The Light at the End of the Tunnel

I’m starting this year with bounded optimism – hopeful yet realistic. The truth is the COVID-19 vaccine gives us light at the end of the very dark tunnel of the pandemic. But that doesn’t mean it comes without its challenges.

We knew Loretto would be among the first organizations to receive access to the COVID-19 vaccine, and there is a range of emotions that come with that opportunity. Yes, many residents and their families are excited to have them protected from the virus. But there are also plenty of understandably skeptical staff members with reasonable questions.

Regardless of what industry you’re in or what position you hold, the bottom line is at some point you’ll likely have the opportunity to get the vaccine. When that day comes, even more than wanting you to say yes, I want you to be educated on the facts surrounding the vaccine. So, I’m providing for you a sampling of links similar to what we have provided to the residents and staff at Loretto. Links that you can count on to give good, factual information on the vaccine, hoping that you will take time to find answers to the questions and doubts you may have. Please read them and share them!

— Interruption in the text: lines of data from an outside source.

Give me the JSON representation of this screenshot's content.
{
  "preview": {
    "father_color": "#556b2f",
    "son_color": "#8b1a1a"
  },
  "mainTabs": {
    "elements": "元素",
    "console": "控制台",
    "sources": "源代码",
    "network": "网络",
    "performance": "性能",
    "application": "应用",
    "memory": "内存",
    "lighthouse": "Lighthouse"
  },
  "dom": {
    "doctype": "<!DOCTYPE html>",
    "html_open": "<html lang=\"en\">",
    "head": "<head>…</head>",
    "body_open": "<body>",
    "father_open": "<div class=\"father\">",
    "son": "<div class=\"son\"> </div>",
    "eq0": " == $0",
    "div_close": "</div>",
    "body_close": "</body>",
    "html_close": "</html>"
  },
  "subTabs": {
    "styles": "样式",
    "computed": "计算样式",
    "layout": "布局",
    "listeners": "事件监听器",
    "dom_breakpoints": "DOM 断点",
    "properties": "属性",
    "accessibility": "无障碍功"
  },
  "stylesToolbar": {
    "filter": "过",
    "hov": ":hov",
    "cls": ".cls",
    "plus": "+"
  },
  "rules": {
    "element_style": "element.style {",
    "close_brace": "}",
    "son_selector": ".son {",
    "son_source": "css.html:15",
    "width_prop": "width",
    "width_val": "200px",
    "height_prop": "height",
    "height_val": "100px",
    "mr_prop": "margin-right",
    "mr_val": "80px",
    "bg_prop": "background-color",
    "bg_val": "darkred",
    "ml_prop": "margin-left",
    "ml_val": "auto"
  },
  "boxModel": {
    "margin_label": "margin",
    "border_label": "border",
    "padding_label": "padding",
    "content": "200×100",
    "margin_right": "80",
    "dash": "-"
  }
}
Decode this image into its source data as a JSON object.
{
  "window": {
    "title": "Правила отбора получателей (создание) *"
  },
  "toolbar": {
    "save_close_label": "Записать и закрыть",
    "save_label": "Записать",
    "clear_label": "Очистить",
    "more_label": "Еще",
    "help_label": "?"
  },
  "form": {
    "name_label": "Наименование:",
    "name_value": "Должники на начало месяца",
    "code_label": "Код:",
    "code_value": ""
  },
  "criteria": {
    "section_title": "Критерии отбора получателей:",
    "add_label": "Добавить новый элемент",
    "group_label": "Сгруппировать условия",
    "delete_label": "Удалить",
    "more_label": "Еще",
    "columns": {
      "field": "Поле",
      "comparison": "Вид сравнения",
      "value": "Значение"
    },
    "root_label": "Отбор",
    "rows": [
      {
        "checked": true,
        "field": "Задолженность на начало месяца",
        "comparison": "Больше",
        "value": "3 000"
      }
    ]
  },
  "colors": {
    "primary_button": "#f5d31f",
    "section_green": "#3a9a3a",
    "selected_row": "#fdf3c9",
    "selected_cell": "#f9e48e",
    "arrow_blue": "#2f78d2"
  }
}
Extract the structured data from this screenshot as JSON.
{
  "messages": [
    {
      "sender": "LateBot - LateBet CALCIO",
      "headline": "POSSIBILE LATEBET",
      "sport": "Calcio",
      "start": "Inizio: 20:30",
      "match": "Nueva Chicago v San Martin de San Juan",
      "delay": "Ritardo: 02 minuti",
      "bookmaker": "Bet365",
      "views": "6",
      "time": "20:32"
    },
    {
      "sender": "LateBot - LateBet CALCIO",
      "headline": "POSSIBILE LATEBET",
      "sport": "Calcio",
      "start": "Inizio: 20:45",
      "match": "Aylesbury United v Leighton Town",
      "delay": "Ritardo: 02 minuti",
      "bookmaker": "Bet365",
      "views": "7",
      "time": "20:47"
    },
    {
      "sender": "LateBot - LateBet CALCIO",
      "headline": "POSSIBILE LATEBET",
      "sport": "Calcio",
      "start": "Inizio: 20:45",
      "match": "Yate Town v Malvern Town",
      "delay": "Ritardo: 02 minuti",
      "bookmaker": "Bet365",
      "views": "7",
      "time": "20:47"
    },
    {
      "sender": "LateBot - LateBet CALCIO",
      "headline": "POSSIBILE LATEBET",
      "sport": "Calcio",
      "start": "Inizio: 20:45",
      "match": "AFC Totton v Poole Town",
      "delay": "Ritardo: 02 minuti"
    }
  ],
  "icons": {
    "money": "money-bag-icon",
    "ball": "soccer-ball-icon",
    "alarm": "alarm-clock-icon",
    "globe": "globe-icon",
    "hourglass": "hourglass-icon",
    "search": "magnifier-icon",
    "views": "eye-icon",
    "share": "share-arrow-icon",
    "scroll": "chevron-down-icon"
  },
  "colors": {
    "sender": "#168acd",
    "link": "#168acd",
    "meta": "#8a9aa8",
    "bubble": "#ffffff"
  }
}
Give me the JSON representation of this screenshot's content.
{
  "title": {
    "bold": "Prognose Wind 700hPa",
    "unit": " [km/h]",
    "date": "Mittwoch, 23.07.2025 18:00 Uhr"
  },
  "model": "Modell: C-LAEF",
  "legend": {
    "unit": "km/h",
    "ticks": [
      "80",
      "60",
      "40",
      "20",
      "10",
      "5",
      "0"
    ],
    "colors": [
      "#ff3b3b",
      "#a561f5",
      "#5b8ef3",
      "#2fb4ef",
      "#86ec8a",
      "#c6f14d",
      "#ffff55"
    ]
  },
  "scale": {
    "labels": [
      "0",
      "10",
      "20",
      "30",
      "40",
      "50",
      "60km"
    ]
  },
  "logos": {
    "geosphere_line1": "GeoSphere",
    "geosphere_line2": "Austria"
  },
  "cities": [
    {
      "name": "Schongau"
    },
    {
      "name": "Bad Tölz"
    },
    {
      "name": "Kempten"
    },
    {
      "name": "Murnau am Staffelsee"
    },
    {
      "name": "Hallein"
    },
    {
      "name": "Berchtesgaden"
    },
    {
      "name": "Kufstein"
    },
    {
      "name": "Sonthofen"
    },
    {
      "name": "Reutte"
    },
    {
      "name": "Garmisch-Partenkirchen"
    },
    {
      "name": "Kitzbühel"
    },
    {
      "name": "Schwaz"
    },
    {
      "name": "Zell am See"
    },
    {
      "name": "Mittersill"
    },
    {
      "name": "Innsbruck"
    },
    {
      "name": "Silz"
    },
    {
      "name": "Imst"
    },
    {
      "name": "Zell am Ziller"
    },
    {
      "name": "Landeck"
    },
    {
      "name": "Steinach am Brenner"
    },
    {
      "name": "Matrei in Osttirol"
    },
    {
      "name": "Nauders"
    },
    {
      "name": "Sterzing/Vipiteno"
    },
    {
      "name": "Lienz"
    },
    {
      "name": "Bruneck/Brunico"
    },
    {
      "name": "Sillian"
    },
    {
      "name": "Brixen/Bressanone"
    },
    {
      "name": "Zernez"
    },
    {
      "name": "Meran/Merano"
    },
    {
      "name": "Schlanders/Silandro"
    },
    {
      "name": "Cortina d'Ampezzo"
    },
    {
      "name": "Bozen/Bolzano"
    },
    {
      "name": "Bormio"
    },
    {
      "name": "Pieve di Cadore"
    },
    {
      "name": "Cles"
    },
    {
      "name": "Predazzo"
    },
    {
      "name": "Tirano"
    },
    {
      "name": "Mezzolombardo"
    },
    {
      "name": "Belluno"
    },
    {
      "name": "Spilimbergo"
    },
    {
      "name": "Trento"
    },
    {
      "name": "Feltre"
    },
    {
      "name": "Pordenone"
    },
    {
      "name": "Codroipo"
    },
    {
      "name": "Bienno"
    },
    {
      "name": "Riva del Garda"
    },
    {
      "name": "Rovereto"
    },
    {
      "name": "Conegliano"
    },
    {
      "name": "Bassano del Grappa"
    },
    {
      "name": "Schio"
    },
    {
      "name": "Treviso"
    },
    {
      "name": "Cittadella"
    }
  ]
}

We need to take reasonable steps to pave a new, brighter path to the future. That’s why, a couple of weeks ago, I received my first dose of the COVID-19 vaccine. I wasn’t anxious to be at the front of the line, as I know there are others more vulnerable than I – but as a leader, I would never ask my employees to do something that I wasn’t willing to do myself. Thankfully in the ~600 residents and staff members that have been vaccinated so far, I’m happy to report we’ve had no severe side effects. In fact, nothing more to report than sore arms.

While the vaccine is the light at the end of the tunnel (or a “shot of hope” as I tell my staff), the reality is none of us are safe until all of us are safe. It’s not enough to have a vaccine – people have to be vaccinated. Part of that is providing factual information to help answer people’s questions and concerns, but the other part is ensuring everyone gets affordable access to the vaccine. That may seem like a no-brainer (and it should be!), but the reality is the United States has very uneven access to healthcare. So the question becomes, how can we pull together and do all we can to make sure everyone has an equal shot at life?

You’ve heard me talk about my philosophy of pragmatic altruism – the fact that doing good is good business. Part of doing good is doing good for all.

As you’re considering your new year mantras and resolutions, I hope you’ll think to consider those in your community who may not be on anyone’s vaccination list. Regardless of what role you play at work, everyone can commit to being a vocal advocate for those individuals. And if we all make that commitment, there’s no denying 2021 will be brighter and better.